- _EXERCISE DIRECTIONS_
Would you please set down the data again exactly as given, excluding the pictures?

Entries from a dataset of interfaces:
━━━━━━━━━━

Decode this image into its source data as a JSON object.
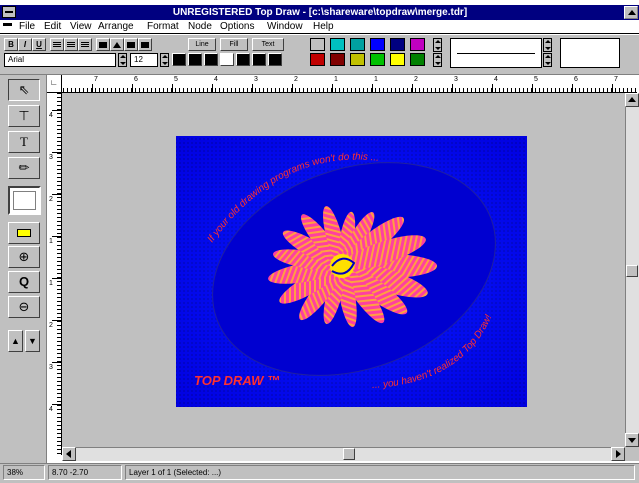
{
  "window": {
    "title": "UNREGISTERED Top Draw - [c:\\shareware\\topdraw\\merge.tdr]"
  },
  "menu": {
    "items": [
      "File",
      "Edit",
      "View",
      "Arrange",
      "Format",
      "Node",
      "Options",
      "Window",
      "Help"
    ]
  },
  "toolbar": {
    "text_buttons": [
      "Line",
      "Fill",
      "Text"
    ],
    "font_name": "Arial",
    "font_size": "12",
    "colors": [
      "#c0c0c0",
      "#00c0c0",
      "#00a0a0",
      "#0000ff",
      "#000080",
      "#c000c0",
      "#c00000",
      "#800000",
      "#c0c000",
      "#00c000",
      "#ffff00",
      "#008000"
    ]
  },
  "rulers": {
    "horizontal": [
      "7",
      "6",
      "5",
      "4",
      "3",
      "2",
      "1",
      "1",
      "2",
      "3",
      "4",
      "5",
      "6",
      "7"
    ],
    "vertical": [
      "4",
      "3",
      "2",
      "1",
      "1",
      "2",
      "3",
      "4"
    ]
  },
  "tools": [
    "arrow-tool",
    "node-tool",
    "text-tool",
    "pen-tool",
    "fill-tool",
    "ruler-tool",
    "zoom-in",
    "zoom-actual",
    "zoom-out",
    "layer-arrows"
  ],
  "drawing": {
    "top_text": "If your old drawing programs won't do this ...",
    "bottom_text": "... you haven't realized Top Draw!",
    "logo_text": "TOP DRAW ™"
  },
  "colors": {
    "workspace": "#c0c0c0",
    "canvas_blue": "#0000ff",
    "title_bar": "#000080"
  },
  "status": {
    "zoom": "38%",
    "coords": "8.70  -2.70",
    "layer": "Layer 1 of 1 (Selected: ...)"
  }
}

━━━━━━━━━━

- _COMPLETED TASK_
Decode this image into its source data as a JSON object.
{
  "window": {
    "title": "UNREGISTERED Top Draw - [c:\\shareware\\topdraw\\merge.tdr]"
  },
  "menu": {
    "items": [
      "File",
      "Edit",
      "View",
      "Arrange",
      "Format",
      "Node",
      "Options",
      "Window",
      "Help"
    ]
  },
  "toolbar": {
    "text_buttons": [
      "Line",
      "Fill",
      "Text"
    ],
    "font_name": "Arial",
    "font_size": "12",
    "colors": [
      "#c0c0c0",
      "#00c0c0",
      "#00a0a0",
      "#0000ff",
      "#000080",
      "#c000c0",
      "#c00000",
      "#800000",
      "#c0c000",
      "#00c000",
      "#ffff00",
      "#008000"
    ]
  },
  "rulers": {
    "horizontal": [
      "7",
      "6",
      "5",
      "4",
      "3",
      "2",
      "1",
      "1",
      "2",
      "3",
      "4",
      "5",
      "6",
      "7"
    ],
    "vertical": [
      "4",
      "3",
      "2",
      "1",
      "1",
      "2",
      "3",
      "4"
    ]
  },
  "tools": [
    "arrow-tool",
    "node-tool",
    "text-tool",
    "pen-tool",
    "fill-tool",
    "ruler-tool",
    "zoom-in",
    "zoom-actual",
    "zoom-out",
    "layer-arrows"
  ],
  "drawing": {
    "top_text": "If your old drawing programs won't do this ...",
    "bottom_text": "... you haven't realized Top Draw!",
    "logo_text": "TOP DRAW ™"
  },
  "colors": {
    "workspace": "#c0c0c0",
    "canvas_blue": "#0000ff",
    "title_bar": "#000080"
  },
  "status": {
    "zoom": "38%",
    "coords": "8.70  -2.70",
    "layer": "Layer 1 of 1 (Selected: ...)"
  }
}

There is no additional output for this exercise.